WORK INSTRUCTIONS | After reading the entries below, report how many lines have the string "exist" in them, giving the number alone.

THE DATA |
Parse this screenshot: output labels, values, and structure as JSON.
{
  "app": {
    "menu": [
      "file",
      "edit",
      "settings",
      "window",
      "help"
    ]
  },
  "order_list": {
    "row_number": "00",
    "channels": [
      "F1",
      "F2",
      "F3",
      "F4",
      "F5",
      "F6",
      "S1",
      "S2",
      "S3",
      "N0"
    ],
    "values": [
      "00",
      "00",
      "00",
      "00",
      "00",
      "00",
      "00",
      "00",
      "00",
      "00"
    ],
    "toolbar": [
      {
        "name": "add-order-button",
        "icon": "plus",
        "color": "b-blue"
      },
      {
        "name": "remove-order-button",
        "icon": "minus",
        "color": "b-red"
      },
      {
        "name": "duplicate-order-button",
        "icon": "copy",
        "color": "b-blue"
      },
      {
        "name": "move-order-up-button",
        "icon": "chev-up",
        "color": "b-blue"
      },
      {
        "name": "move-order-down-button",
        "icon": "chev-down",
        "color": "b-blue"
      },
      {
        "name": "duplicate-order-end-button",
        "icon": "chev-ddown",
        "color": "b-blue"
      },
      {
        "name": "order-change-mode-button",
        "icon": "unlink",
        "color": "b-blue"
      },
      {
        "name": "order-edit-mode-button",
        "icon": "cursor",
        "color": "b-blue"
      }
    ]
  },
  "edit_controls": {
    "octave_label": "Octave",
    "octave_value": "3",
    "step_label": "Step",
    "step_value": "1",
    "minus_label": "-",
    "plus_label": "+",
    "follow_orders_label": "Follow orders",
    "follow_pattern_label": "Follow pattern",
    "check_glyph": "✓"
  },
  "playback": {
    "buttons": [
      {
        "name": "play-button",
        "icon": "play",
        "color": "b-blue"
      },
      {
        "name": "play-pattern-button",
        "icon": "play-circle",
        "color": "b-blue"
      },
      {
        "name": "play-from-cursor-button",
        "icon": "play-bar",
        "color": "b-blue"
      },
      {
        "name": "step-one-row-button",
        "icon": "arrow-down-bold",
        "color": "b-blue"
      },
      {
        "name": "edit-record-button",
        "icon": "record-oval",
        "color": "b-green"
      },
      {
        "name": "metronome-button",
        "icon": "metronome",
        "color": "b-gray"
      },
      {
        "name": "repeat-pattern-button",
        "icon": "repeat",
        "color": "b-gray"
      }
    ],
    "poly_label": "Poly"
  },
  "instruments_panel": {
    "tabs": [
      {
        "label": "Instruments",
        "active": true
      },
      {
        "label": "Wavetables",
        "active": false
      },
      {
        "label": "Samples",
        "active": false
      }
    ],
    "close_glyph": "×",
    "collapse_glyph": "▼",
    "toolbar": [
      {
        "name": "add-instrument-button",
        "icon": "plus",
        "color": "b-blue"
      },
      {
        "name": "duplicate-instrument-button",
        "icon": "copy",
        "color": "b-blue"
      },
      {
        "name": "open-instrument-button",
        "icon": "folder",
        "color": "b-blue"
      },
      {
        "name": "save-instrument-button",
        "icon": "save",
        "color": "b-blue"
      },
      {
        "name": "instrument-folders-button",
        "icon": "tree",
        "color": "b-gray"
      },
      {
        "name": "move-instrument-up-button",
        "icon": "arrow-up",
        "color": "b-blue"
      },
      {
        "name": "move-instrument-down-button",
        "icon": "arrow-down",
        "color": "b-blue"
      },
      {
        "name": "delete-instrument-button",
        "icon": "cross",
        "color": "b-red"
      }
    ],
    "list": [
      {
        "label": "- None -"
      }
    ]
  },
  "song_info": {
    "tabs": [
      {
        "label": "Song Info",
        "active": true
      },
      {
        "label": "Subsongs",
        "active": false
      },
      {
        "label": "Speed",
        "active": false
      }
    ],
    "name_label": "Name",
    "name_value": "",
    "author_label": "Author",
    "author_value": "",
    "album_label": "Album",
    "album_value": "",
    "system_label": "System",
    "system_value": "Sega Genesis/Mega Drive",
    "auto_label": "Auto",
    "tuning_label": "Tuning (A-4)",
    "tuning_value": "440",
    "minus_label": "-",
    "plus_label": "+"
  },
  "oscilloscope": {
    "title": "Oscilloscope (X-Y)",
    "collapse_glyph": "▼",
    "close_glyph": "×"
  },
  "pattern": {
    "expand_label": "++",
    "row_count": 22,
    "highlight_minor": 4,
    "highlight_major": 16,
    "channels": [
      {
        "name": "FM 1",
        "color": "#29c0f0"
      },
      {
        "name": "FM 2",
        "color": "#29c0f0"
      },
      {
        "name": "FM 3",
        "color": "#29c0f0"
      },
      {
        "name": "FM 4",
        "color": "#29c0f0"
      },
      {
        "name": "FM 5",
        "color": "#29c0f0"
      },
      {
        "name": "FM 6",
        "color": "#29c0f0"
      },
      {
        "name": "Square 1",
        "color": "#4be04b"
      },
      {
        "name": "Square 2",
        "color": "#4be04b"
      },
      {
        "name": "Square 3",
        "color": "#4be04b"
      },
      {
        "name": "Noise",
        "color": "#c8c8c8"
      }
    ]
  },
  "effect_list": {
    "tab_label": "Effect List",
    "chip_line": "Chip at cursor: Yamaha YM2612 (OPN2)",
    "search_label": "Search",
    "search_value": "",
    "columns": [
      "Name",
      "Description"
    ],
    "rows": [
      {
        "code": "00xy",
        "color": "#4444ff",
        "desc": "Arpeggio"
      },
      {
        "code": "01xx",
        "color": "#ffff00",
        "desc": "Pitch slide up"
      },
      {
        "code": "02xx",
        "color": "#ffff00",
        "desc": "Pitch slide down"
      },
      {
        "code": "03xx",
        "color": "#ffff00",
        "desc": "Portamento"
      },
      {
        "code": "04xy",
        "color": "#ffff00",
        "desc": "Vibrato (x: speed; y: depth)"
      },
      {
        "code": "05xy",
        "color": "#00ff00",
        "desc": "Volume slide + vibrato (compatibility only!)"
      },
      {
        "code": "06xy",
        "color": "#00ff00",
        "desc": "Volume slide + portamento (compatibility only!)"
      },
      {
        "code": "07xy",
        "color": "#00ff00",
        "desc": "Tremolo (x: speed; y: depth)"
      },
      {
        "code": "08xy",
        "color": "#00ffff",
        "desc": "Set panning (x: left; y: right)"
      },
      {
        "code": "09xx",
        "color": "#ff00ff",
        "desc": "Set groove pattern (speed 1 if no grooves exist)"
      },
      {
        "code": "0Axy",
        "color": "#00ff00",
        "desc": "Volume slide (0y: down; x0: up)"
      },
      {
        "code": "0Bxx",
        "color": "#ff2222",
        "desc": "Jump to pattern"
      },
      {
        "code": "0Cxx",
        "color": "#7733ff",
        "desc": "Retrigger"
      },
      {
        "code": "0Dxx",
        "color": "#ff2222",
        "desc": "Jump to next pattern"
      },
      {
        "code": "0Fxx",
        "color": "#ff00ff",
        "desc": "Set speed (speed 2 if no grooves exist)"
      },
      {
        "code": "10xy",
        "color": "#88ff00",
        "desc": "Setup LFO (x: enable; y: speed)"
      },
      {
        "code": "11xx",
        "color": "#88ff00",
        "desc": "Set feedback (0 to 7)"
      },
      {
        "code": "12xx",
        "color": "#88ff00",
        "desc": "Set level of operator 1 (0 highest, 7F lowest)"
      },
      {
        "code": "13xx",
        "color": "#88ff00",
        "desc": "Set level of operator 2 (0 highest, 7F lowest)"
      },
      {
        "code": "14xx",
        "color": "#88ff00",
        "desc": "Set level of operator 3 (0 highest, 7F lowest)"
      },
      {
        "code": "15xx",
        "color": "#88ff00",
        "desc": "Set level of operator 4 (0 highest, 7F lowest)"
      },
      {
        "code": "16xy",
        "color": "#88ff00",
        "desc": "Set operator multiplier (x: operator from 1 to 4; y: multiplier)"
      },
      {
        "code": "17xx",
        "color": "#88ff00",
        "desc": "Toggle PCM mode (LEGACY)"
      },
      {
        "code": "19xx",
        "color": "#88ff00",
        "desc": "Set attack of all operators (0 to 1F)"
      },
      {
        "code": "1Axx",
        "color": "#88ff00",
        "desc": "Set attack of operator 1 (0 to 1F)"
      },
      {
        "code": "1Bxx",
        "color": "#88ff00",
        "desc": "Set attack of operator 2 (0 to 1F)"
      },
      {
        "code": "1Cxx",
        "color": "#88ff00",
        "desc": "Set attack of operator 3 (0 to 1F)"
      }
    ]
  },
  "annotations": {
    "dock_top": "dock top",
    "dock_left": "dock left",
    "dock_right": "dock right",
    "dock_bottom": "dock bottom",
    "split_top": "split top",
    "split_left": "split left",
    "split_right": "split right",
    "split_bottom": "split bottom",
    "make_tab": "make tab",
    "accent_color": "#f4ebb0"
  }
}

WRITTEN REPLY | 2